**Data under study**
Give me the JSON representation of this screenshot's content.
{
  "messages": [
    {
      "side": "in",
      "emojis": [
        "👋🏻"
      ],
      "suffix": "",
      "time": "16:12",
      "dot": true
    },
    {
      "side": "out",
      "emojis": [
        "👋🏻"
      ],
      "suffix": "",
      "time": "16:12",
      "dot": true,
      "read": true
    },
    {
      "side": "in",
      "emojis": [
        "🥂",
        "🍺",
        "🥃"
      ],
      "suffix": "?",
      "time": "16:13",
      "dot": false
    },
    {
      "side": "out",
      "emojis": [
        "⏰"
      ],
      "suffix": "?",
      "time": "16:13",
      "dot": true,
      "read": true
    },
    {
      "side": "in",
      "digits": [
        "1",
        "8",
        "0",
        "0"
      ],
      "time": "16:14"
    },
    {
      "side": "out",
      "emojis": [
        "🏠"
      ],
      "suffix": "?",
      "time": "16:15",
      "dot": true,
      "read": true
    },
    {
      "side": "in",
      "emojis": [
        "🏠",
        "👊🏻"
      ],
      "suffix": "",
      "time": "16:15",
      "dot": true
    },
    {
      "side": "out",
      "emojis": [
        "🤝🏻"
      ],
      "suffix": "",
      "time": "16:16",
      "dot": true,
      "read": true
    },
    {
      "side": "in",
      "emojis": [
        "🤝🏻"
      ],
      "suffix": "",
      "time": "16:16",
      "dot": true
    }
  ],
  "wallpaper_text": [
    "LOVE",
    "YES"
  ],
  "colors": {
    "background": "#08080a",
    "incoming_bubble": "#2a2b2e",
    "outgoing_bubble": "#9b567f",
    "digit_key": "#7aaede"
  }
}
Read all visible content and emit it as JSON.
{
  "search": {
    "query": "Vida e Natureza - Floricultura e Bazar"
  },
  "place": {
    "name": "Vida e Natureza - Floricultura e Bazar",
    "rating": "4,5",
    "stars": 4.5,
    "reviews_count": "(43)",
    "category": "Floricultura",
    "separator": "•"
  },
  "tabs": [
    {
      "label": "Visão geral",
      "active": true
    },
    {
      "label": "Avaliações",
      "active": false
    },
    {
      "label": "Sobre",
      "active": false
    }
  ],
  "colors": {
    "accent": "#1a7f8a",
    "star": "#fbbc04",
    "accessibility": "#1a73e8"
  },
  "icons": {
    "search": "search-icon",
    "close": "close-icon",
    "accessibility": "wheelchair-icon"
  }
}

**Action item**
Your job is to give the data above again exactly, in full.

**Completed exercise**
Give me the JSON representation of this screenshot's content.
{
  "messages": [
    {
      "side": "in",
      "emojis": [
        "👋🏻"
      ],
      "suffix": "",
      "time": "16:12",
      "dot": true
    },
    {
      "side": "out",
      "emojis": [
        "👋🏻"
      ],
      "suffix": "",
      "time": "16:12",
      "dot": true,
      "read": true
    },
    {
      "side": "in",
      "emojis": [
        "🥂",
        "🍺",
        "🥃"
      ],
      "suffix": "?",
      "time": "16:13",
      "dot": false
    },
    {
      "side": "out",
      "emojis": [
        "⏰"
      ],
      "suffix": "?",
      "time": "16:13",
      "dot": true,
      "read": true
    },
    {
      "side": "in",
      "digits": [
        "1",
        "8",
        "0",
        "0"
      ],
      "time": "16:14"
    },
    {
      "side": "out",
      "emojis": [
        "🏠"
      ],
      "suffix": "?",
      "time": "16:15",
      "dot": true,
      "read": true
    },
    {
      "side": "in",
      "emojis": [
        "🏠",
        "👊🏻"
      ],
      "suffix": "",
      "time": "16:15",
      "dot": true
    },
    {
      "side": "out",
      "emojis": [
        "🤝🏻"
      ],
      "suffix": "",
      "time": "16:16",
      "dot": true,
      "read": true
    },
    {
      "side": "in",
      "emojis": [
        "🤝🏻"
      ],
      "suffix": "",
      "time": "16:16",
      "dot": true
    }
  ],
  "wallpaper_text": [
    "LOVE",
    "YES"
  ],
  "colors": {
    "background": "#08080a",
    "incoming_bubble": "#2a2b2e",
    "outgoing_bubble": "#9b567f",
    "digit_key": "#7aaede"
  }
}
Read all visible content and emit it as JSON.
{
  "search": {
    "query": "Vida e Natureza - Floricultura e Bazar"
  },
  "place": {
    "name": "Vida e Natureza - Floricultura e Bazar",
    "rating": "4,5",
    "stars": 4.5,
    "reviews_count": "(43)",
    "category": "Floricultura",
    "separator": "•"
  },
  "tabs": [
    {
      "label": "Visão geral",
      "active": true
    },
    {
      "label": "Avaliações",
      "active": false
    },
    {
      "label": "Sobre",
      "active": false
    }
  ],
  "colors": {
    "accent": "#1a7f8a",
    "star": "#fbbc04",
    "accessibility": "#1a73e8"
  },
  "icons": {
    "search": "search-icon",
    "close": "close-icon",
    "accessibility": "wheelchair-icon"
  }
}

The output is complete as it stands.